|Mabel Normand, Charlie Chaplin, Marie Dressler, and a Keystone Kop.|
Tillie was originally conceived as a showcase for the talents of stage star Marie Dressler, with Chaplin and Mabel Normand in supporting roles and other Keystone players rounding out the edges, including Charley Chase, Mack Swain, and the Keystone Kops. That producer Mack Sennett would choose to build a film around Dressler seems bewildering today. It would probably not be too much of an exaggeration to call her the least attractive woman ever to star in a film. Of course, the plot is built around her being ugly. If she were beautiful, the story wouldn't make sense anymore. But nowadays it seems we are so used to "TV ugly" that we've forgotten what "ugly ugly" looks like. Never fear, Marie hasn't forgotten. Yet somehow she was a hugely successful star, both in the occasional silent comedy and then later in a flurry of wildly successful sound films, and was even named the top box office draw of 1933 by the Motion Picture Herald.

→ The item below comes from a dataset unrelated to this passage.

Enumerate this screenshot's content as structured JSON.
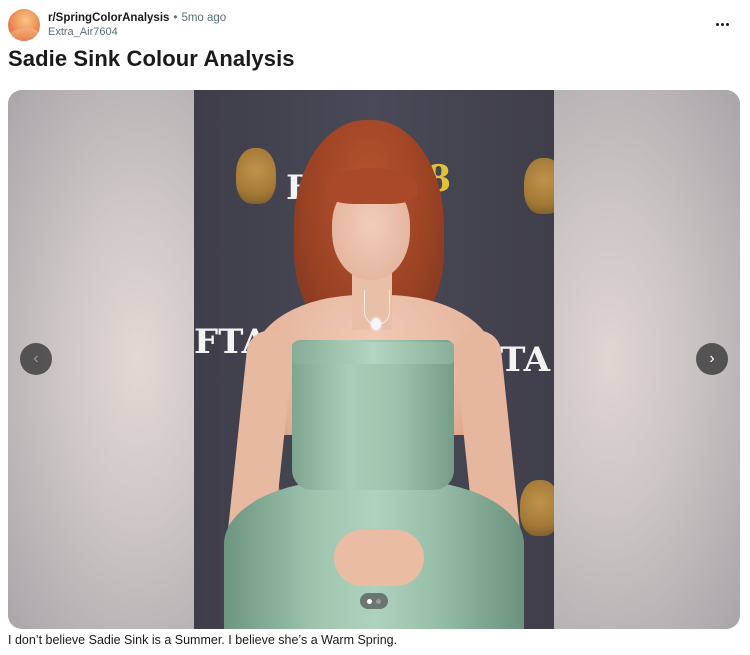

|Miss Sweet Young Thing 1914!|
Not surprisingly, it is Chaplin's performance that makes the film memorable, even if it does not stand up in comparison with his mature work. Many of his most characteristic expressions and mannerisms are already in place: the way he covers his mouth when he laughs, thumbs his nose in reverse, his backwards kick, usually directed at the rear end of someone in uniform, the nose tweak, and of course, the one foot skid around corners are all instantly familiar devices. On a more basic level, Chaplin has an uncanny level of expressiveness, whereby he seems to communicate directly with the camera through his eye movements alone, which makes his character more appealing and sympathetic than either of the other leads, in spite of the fact that he is ostensibly the villain of the piece.
|Even without close ups, Chaplin is expressive enough to convey emotion through his eyes alone.|
It is harder to compare the characterization, as the Tramp himself underwent several major changes in his early years. When he was introduced in 1914, the Tramp was dishonest, lecherous, and self-interested, and while these qualities never left him entirely, by even the early 1920's his dominant personality traits were kindness, sensitivity to beauty, and pride. Like the Tramp, the Stranger seems to have come from nowhere in particular, but where the Tramp comes from an indefinable Nowhere, like a page out of a fairy tale, the Stranger is simply a character about whom we know very little. More significantly, the Stranger has an agenda that guides his behavior, whereas even in his earliest incarnations the Tramp seems motivated less by any concrete goals than by an innate sense of mischief and adventure.
|Even as the Tramp, early Chaplin was more lecherous than chivalrous.|
|Detective Charley Chase, in an uncredited appearance.|
|Once he's seen her father's cash, Tillie doesn't look so bad.|